As we descend, and can now see, we’re amazed at how much territory we covered coming up. We decide that the reasons they send us up at night, is because if you could see the full distance you had to climb, you’d give up early on. The path down keeps stretching further and further.
We have a couple of breaks on the way down and then around 11 am get back to Kibo Hut – 11 hours after we left. The cloud got so thick we could only see the hut once we were 20 metres from it. In some ways the descent was more unpleasant than the ascent.
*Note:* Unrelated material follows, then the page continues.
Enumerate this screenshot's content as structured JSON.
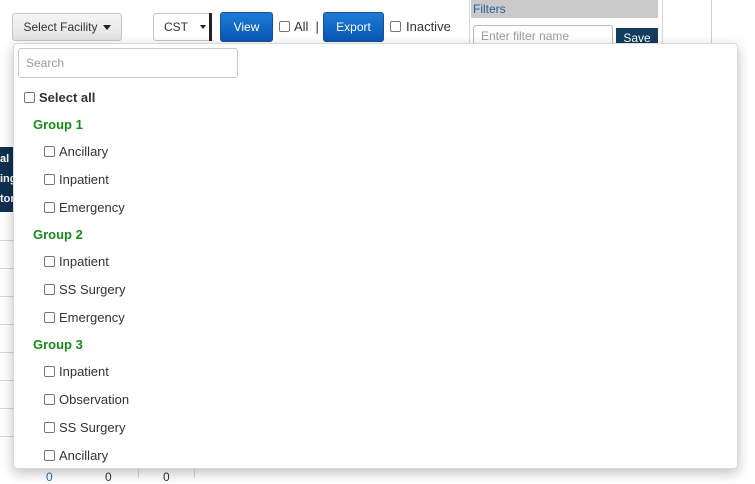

I’m freezing and jump into my sleeping bag. I appear to have some mild hypothermia as I’m shivering even in several layers of clothes, a thermal liner and a sleeping bag. Even with my Down Jacket on, I’m shivering. The problem is you lose the heat from moving, once you stop.
We learnt the rangers decided to take Basma down by gurney as she was so exhausted. She’s not alone. A total of five trekkers out of around 30 in total were evacuated by staff due to exhaustion, sickness or hypothermia.
I seriously can’t face around three hours of trekking down to Horombo Hut and consider spending the night at Kibo. But I drag myself out of my sleeping bag, grab a quick lunch (beef stew, yum) and around 1 pm we start off on another 1,000 metre descent.
The flat saddle area is pretty manageable, but the final hour is spent going down the lower track to Horombo, and it is a steep track, full of boulders and rocks like on a rover bed. It makes the decent more exhausting, and damages my toes a bit more. We get a mixture of snow, hail and rain on the way down.
With relief we hit Horombo Hut around 4 pm. We’ve been trekking for around 20 of the last 32 hours. An early dinner and we hit the hut to crash.
We’re all coughing quite a bit – presumably from the cold. Hopefully not something worse. I feel a bit feverish and take my temperature and find it elevated. And of course our muscles are aching. My last thought as we go to sleep is that I’ll be detained at the NZ border for sure as an Ebola suspect – coming back from Africa with a fever, a cough and barely able to stand up.
My other thought is that no matter how much pain was involved, a huge sense of satisfaction to have made it. I do tell Chris B though that he shouldn’t invite me to whatever stupid idea he has for his 50th birthday